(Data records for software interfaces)
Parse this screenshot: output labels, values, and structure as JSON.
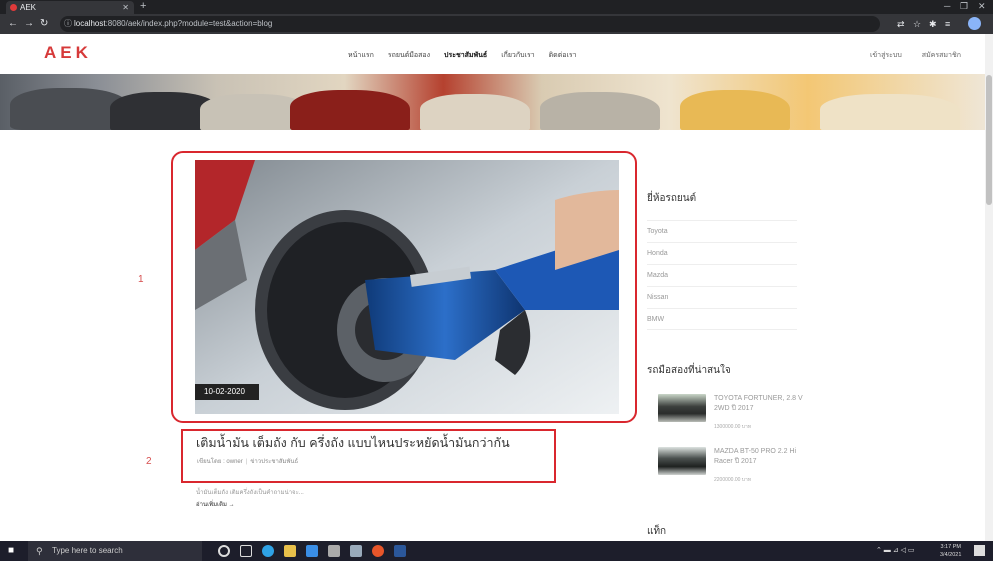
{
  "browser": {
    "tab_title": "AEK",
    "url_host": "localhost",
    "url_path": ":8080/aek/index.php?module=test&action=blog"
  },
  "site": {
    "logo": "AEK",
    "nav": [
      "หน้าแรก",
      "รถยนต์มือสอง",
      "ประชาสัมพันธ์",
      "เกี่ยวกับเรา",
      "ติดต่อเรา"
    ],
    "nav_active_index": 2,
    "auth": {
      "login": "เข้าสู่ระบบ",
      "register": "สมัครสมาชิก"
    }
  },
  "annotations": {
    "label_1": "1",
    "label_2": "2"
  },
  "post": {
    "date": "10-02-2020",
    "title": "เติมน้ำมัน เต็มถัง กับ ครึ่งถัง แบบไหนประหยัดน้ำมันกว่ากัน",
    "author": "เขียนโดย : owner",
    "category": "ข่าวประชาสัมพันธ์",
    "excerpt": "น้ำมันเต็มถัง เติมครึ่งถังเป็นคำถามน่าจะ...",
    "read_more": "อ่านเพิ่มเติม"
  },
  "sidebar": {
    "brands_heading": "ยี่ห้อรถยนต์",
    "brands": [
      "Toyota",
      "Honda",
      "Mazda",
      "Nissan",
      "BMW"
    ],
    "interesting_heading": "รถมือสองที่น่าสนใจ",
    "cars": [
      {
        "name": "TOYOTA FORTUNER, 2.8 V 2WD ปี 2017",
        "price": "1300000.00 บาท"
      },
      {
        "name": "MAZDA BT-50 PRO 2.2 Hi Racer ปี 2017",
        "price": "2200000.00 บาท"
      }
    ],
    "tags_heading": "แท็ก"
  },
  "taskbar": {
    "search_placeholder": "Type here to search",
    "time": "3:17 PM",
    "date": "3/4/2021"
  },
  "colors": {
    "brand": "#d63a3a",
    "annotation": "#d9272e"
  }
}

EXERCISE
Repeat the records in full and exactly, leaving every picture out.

EXERCISE SOLUTION
Parse this screenshot: output labels, values, and structure as JSON.
{
  "browser": {
    "tab_title": "AEK",
    "url_host": "localhost",
    "url_path": ":8080/aek/index.php?module=test&action=blog"
  },
  "site": {
    "logo": "AEK",
    "nav": [
      "หน้าแรก",
      "รถยนต์มือสอง",
      "ประชาสัมพันธ์",
      "เกี่ยวกับเรา",
      "ติดต่อเรา"
    ],
    "nav_active_index": 2,
    "auth": {
      "login": "เข้าสู่ระบบ",
      "register": "สมัครสมาชิก"
    }
  },
  "annotations": {
    "label_1": "1",
    "label_2": "2"
  },
  "post": {
    "date": "10-02-2020",
    "title": "เติมน้ำมัน เต็มถัง กับ ครึ่งถัง แบบไหนประหยัดน้ำมันกว่ากัน",
    "author": "เขียนโดย : owner",
    "category": "ข่าวประชาสัมพันธ์",
    "excerpt": "น้ำมันเต็มถัง เติมครึ่งถังเป็นคำถามน่าจะ...",
    "read_more": "อ่านเพิ่มเติม"
  },
  "sidebar": {
    "brands_heading": "ยี่ห้อรถยนต์",
    "brands": [
      "Toyota",
      "Honda",
      "Mazda",
      "Nissan",
      "BMW"
    ],
    "interesting_heading": "รถมือสองที่น่าสนใจ",
    "cars": [
      {
        "name": "TOYOTA FORTUNER, 2.8 V 2WD ปี 2017",
        "price": "1300000.00 บาท"
      },
      {
        "name": "MAZDA BT-50 PRO 2.2 Hi Racer ปี 2017",
        "price": "2200000.00 บาท"
      }
    ],
    "tags_heading": "แท็ก"
  },
  "taskbar": {
    "search_placeholder": "Type here to search",
    "time": "3:17 PM",
    "date": "3/4/2021"
  },
  "colors": {
    "brand": "#d63a3a",
    "annotation": "#d9272e"
  }
}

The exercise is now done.